THE PROBLEM
Of all the lines in the records below, copy only those that contain the string "Call".

DATA RECORDS
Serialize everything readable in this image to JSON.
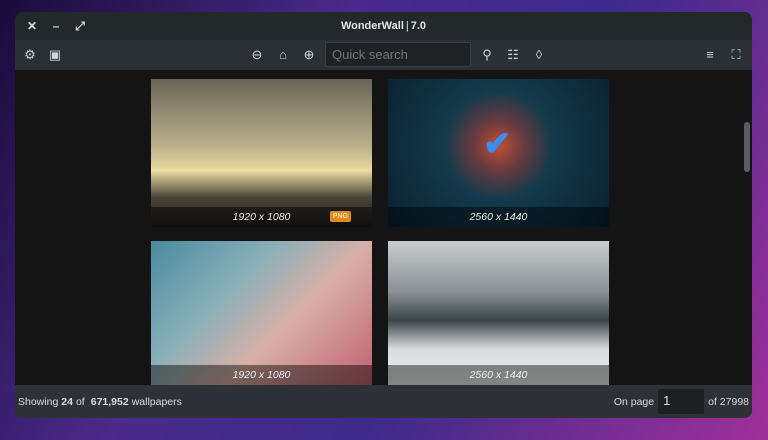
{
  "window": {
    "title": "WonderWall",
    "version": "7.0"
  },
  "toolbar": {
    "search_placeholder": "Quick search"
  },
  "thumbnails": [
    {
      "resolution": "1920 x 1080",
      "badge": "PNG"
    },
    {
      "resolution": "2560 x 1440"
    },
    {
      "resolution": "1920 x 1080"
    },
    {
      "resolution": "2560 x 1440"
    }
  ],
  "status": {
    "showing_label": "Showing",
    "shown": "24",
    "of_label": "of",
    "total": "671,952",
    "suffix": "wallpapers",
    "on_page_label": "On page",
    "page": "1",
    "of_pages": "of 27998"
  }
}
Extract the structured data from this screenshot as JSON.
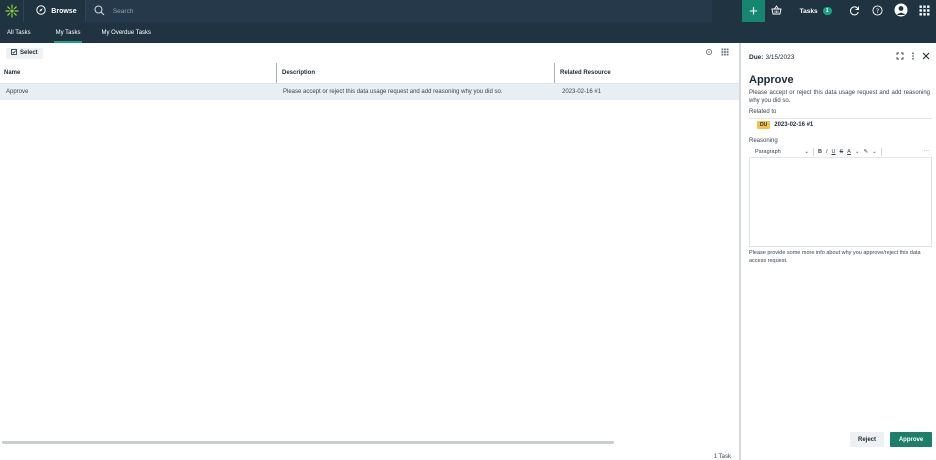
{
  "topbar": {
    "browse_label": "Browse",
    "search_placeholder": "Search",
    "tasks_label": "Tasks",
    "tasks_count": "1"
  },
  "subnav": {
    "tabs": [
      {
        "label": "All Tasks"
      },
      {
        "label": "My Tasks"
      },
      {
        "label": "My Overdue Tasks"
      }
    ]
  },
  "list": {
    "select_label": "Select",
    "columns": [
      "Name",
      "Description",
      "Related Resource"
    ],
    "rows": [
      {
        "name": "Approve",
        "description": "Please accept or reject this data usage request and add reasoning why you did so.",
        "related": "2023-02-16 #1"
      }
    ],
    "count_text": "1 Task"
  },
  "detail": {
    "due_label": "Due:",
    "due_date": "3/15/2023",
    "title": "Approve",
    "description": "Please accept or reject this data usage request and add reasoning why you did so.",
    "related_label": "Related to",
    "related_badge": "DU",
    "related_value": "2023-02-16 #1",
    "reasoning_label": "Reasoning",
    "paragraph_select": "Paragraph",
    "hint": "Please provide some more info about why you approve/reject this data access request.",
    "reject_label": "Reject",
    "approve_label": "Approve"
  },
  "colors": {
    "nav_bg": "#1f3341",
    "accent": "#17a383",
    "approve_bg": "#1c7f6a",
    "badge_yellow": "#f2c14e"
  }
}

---

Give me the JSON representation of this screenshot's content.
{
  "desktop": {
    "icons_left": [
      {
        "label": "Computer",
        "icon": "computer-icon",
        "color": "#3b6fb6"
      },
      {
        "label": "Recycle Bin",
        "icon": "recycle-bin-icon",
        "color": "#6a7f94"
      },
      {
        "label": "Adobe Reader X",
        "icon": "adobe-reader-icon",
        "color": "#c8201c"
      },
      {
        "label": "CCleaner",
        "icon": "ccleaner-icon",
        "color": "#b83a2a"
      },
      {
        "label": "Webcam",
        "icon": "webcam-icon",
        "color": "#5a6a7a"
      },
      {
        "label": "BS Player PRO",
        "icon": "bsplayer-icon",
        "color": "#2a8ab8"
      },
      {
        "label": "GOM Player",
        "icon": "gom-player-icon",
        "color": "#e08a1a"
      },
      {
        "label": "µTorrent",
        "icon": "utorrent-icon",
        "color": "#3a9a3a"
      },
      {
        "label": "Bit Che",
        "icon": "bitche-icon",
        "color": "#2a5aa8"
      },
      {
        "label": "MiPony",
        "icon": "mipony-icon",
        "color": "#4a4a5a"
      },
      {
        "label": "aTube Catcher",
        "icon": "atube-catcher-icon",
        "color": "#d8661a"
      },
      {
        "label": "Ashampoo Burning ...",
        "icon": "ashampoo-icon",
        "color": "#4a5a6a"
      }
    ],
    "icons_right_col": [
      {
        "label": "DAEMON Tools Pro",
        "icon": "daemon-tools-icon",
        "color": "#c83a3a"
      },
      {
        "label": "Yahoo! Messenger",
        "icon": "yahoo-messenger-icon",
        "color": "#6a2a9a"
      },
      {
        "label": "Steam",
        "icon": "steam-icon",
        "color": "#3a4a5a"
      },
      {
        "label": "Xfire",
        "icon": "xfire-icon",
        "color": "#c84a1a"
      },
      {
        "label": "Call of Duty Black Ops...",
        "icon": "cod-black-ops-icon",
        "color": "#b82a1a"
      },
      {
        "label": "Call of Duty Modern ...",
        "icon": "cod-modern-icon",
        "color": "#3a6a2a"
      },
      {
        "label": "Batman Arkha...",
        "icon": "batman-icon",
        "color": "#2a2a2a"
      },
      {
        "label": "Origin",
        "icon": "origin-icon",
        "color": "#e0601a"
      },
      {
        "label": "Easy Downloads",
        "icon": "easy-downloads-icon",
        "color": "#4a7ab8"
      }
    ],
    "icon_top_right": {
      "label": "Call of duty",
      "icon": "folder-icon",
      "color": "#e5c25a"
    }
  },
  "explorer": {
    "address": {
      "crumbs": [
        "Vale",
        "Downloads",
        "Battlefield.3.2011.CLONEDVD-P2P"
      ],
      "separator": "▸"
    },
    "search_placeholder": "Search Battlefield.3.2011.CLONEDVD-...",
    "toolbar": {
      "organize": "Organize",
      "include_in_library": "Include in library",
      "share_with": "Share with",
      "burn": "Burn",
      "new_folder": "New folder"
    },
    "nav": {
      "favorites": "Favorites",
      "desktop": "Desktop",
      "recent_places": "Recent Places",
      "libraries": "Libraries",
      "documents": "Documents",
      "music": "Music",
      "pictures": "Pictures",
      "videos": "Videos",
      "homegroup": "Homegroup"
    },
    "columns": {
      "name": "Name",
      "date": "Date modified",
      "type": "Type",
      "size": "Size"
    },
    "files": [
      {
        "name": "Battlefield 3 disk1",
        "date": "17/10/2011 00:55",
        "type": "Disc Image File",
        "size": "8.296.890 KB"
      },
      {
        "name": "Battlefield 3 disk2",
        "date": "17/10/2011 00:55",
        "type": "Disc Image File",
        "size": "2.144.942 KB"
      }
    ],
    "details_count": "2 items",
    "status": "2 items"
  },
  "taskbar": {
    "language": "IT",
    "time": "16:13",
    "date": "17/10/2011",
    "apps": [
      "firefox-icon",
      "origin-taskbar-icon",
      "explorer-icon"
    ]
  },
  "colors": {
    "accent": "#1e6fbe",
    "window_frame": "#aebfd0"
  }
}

WRITTEN REPLY
        "label": "Call of Duty Black Ops...",
        "label": "Call of Duty Modern ...",
      "label": "Call of duty",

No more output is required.